bamboo forest

Indoor Forest Bathing with House Plants

Photo: I took this at the Bamboo Forest in China back in April of this year

Forest bathing is a real thing. I swear. In fact, it’s derives from the Japanese term “shinrin-yoku,” which is essentially the practice of appreciating the world around you.

Before I even remotely pretend like I’ve always known that, I need to give props to the mind behind it all.

I first learned of this concept thanks to Dr. Qing Li, an expert in forest medicine, by way of an article in Real Simple Magazine. Dr. Li explains his take on “Forest Bathing” in his latest book, “Forest Bathing: How Trees Can Help You Find Health and Happiness.”

The philosophy posits that human beings intrinsically desire to be amongst the trees. Maybe it’s in our DNA from generations upon generations of ancestors growing up in villages or tribes, long before the days of towns or cities (and especially high rises). Or maybe there’s just a natural element of calmness to the serenity of a forest.

Nevertheless, the idea of “bathing” in nature is believed to have a positive influence on our lives, not just in the general sense of longevity, but also in terms of reducing blood pressure, hypertension, and stress.

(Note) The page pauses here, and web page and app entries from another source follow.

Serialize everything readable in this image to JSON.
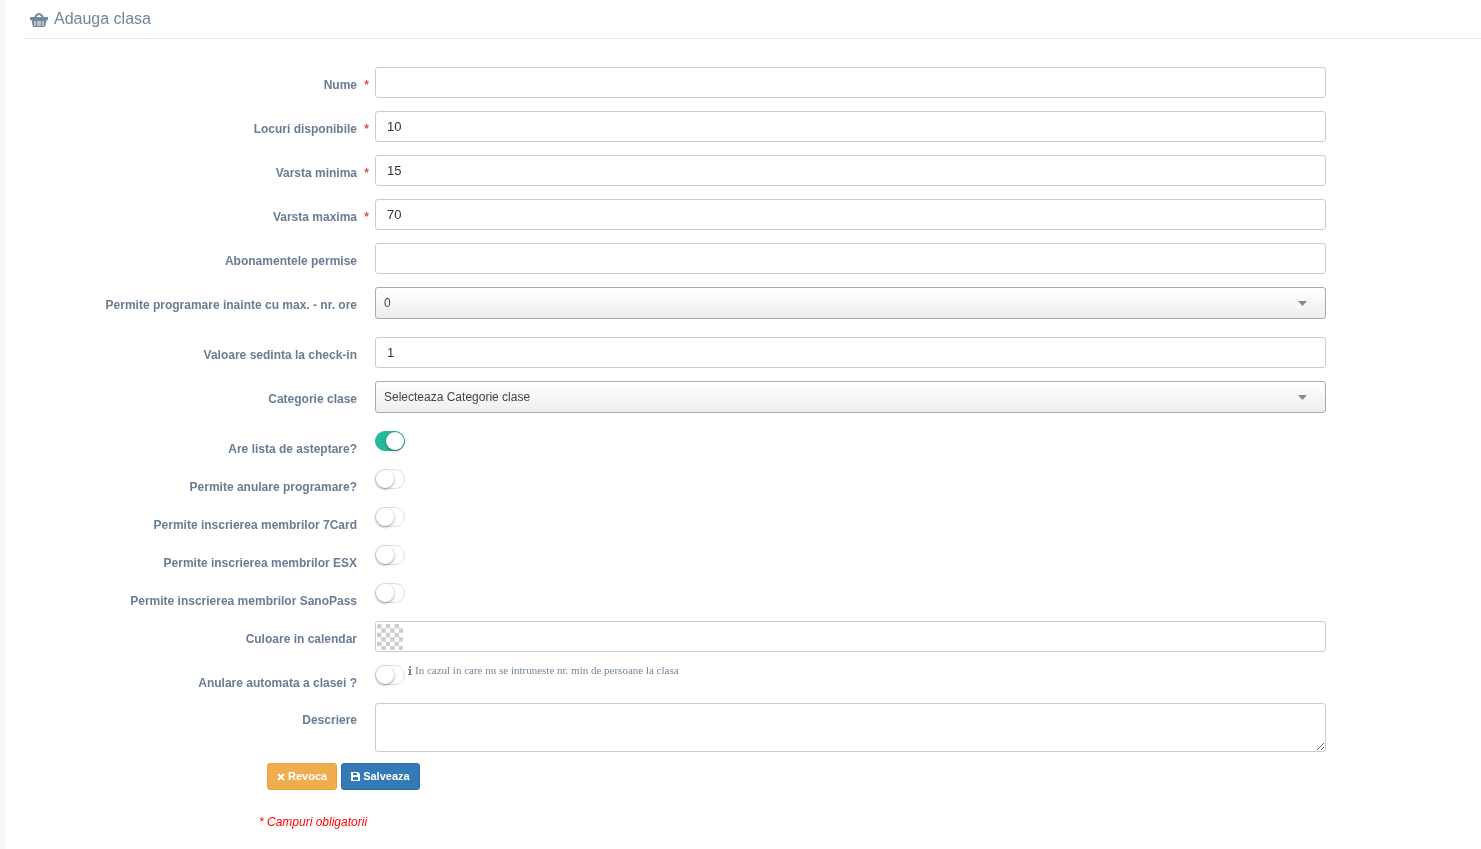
{
  "header": {
    "title": "Adauga clasa"
  },
  "fields": [
    {
      "kind": "text",
      "label": "Nume",
      "required_mark": "*"
    },
    {
      "kind": "text",
      "label": "Locuri disponibile",
      "required_mark": "*",
      "value": "10"
    },
    {
      "kind": "text",
      "label": "Varsta minima",
      "required_mark": "*",
      "value": "15"
    },
    {
      "kind": "text",
      "label": "Varsta maxima",
      "required_mark": "*",
      "value": "70"
    },
    {
      "kind": "text",
      "label": "Abonamentele permise"
    },
    {
      "kind": "select",
      "label": "Permite programare inainte cu max. - nr. ore",
      "value": "0"
    },
    {
      "kind": "text",
      "label": "Valoare sedinta la check-in",
      "value": "1"
    },
    {
      "kind": "select",
      "label": "Categorie clase",
      "value": "Selecteaza Categorie clase"
    },
    {
      "kind": "toggle",
      "label": "Are lista de asteptare?",
      "on": true
    },
    {
      "kind": "toggle",
      "label": "Permite anulare programare?",
      "on": false
    },
    {
      "kind": "toggle",
      "label": "Permite inscrierea membrilor 7Card",
      "on": false
    },
    {
      "kind": "toggle",
      "label": "Permite inscrierea membrilor ESX",
      "on": false
    },
    {
      "kind": "toggle",
      "label": "Permite inscrierea membrilor SanoPass",
      "on": false
    },
    {
      "kind": "color",
      "label": "Culoare in calendar"
    },
    {
      "kind": "toggle",
      "label": "Anulare automata a clasei ?",
      "on": false,
      "note": "In cazul in care nu se intruneste nr. min de persoane la clasa"
    },
    {
      "kind": "textarea",
      "label": "Descriere"
    }
  ],
  "buttons": [
    {
      "kind": "cancel",
      "label": "Revoca"
    },
    {
      "kind": "save",
      "label": "Salveaza"
    }
  ],
  "footnote": "* Campuri obligatorii"
}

Earlier this year, I was lucky enough to enjoy a day at a bamboo forest in China. It was unlike anything I’d ever experienced before, and I immediately understood how some of the greatest Chinese writers and philosophers could be inspired by the serenity of being amongst the trees. (I’ve shared a picture above).

Outside of one or two camping trips years ago, that was the first time I’ve ever had the ability to sit in a forest all day. I mean, it sounds like a nice idea, and if you’re genuinely interested I’m down for building tree forts and putting up signs labeled “No Strangers Allowed,” but it’s just not practical in our day-to-day lives.

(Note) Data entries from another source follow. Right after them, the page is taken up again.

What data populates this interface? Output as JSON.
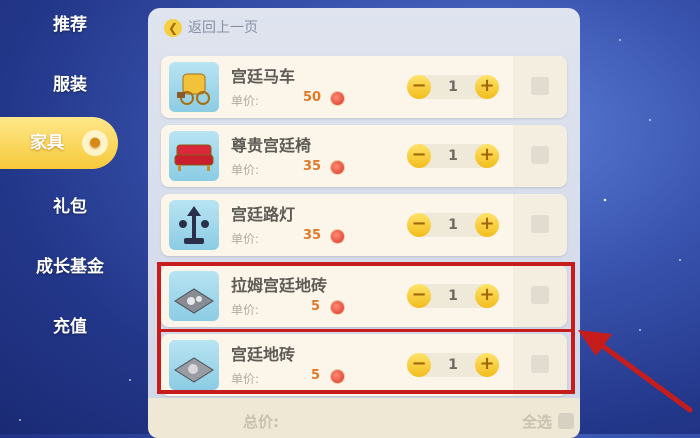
{
  "sidebar": {
    "items": [
      {
        "label": "推荐"
      },
      {
        "label": "服装"
      },
      {
        "label": "家具",
        "active": true
      },
      {
        "label": "礼包"
      },
      {
        "label": "成长基金"
      },
      {
        "label": "充值"
      }
    ]
  },
  "panel": {
    "back_label": "返回上一页",
    "unit_price_label": "单价:",
    "items": [
      {
        "name": "宫廷马车",
        "price": "50",
        "qty": "1",
        "thumb": "carriage"
      },
      {
        "name": "尊贵宫廷椅",
        "price": "35",
        "qty": "1",
        "thumb": "sofa"
      },
      {
        "name": "宫廷路灯",
        "price": "35",
        "qty": "1",
        "thumb": "lamp"
      },
      {
        "name": "拉姆宫廷地砖",
        "price": "5",
        "qty": "1",
        "thumb": "tile-lamu"
      },
      {
        "name": "宫廷地砖",
        "price": "5",
        "qty": "1",
        "thumb": "tile"
      }
    ]
  },
  "footer": {
    "total_label": "总价:",
    "select_all_label": "全选"
  },
  "colors": {
    "highlight": "#c71c1c",
    "accent_yellow": "#f6c93a",
    "price": "#e07a2a"
  }
}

Apparently, we can get the benefits of a forest by just adding some greenery to our homes.

Dr. Li explains the benefits of plants and their natural abilities to absorb toxins. His Top 10 purifying plants include the Peace Lily, Golden Pothos, English Ivy, Chrysanthemum, Gerbera Daisy, Mother-In-Law’s Tongue, Bamboo Palm, Azalea, Red-Edge Dracaena, and the Spider Plant.

Not only do physical plants helps with this effect, but plug-in scents and aromatherapies may also provide some benefits. Woodsy scents like rosemary, cedar, eucalyptus and pine can add that extra forest element to your home.

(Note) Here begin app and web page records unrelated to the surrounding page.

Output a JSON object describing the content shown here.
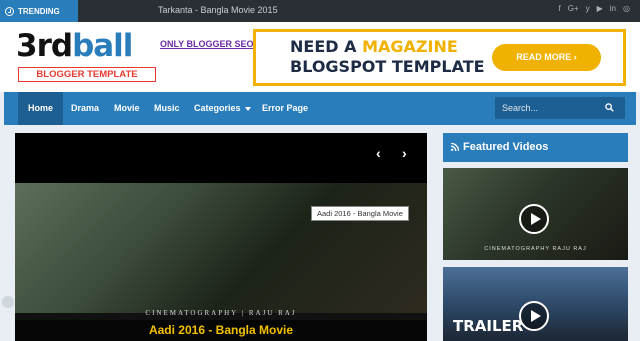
{
  "topbar": {
    "trending_label": "TRENDING",
    "trending_item": "Tarkanta - Bangla Movie 2015",
    "social_icons": [
      "facebook-icon",
      "google-plus-icon",
      "twitter-icon",
      "youtube-icon",
      "linkedin-icon",
      "instagram-icon"
    ],
    "social_glyphs": [
      "f",
      "G+",
      "y",
      "▶",
      "in",
      "◎"
    ]
  },
  "header": {
    "logo_main_a": "3rd",
    "logo_main_b": "ball",
    "logo_sub": "BLOGGER TEMPLATE",
    "link_text": "ONLY BLOGGER SEO",
    "banner_line1_a": "NEED A ",
    "banner_line1_b": "MAGAZINE",
    "banner_line2": "BLOGSPOT TEMPLATE",
    "banner_button": "READ MORE ›"
  },
  "nav": {
    "items": [
      "Home",
      "Drama",
      "Movie",
      "Music",
      "Categories",
      "Error Page"
    ],
    "search_placeholder": "Search..."
  },
  "slider": {
    "prev": "‹",
    "next": "›",
    "tooltip": "Aadi 2016 - Bangla Movie",
    "credit": "CINEMATOGRAPHY | RAJU RAJ",
    "caption": "Aadi 2016 - Bangla Movie"
  },
  "sidebar": {
    "title": "Featured Videos",
    "video1_credit": "CINEMATOGRAPHY  RAJU RAJ",
    "video2_label": "TRAILER"
  },
  "colors": {
    "primary": "#2a7dbb",
    "primary_dark": "#1e5f93",
    "accent": "#f0b100",
    "topbar": "#2a2f35"
  }
}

Sadly, the average person spends the vast majority of their days indoors. Between commuting to work, sitting in an office, commuting home, and then settling down for the night, the opportunity to outright enjoy nature is limited. Heck, even people who exercise regularly do so in a gym, indoors.

We may never be able to enjoy the full day-to-day benefits of forest bathing, but a few additions to your home may bring you closer than others.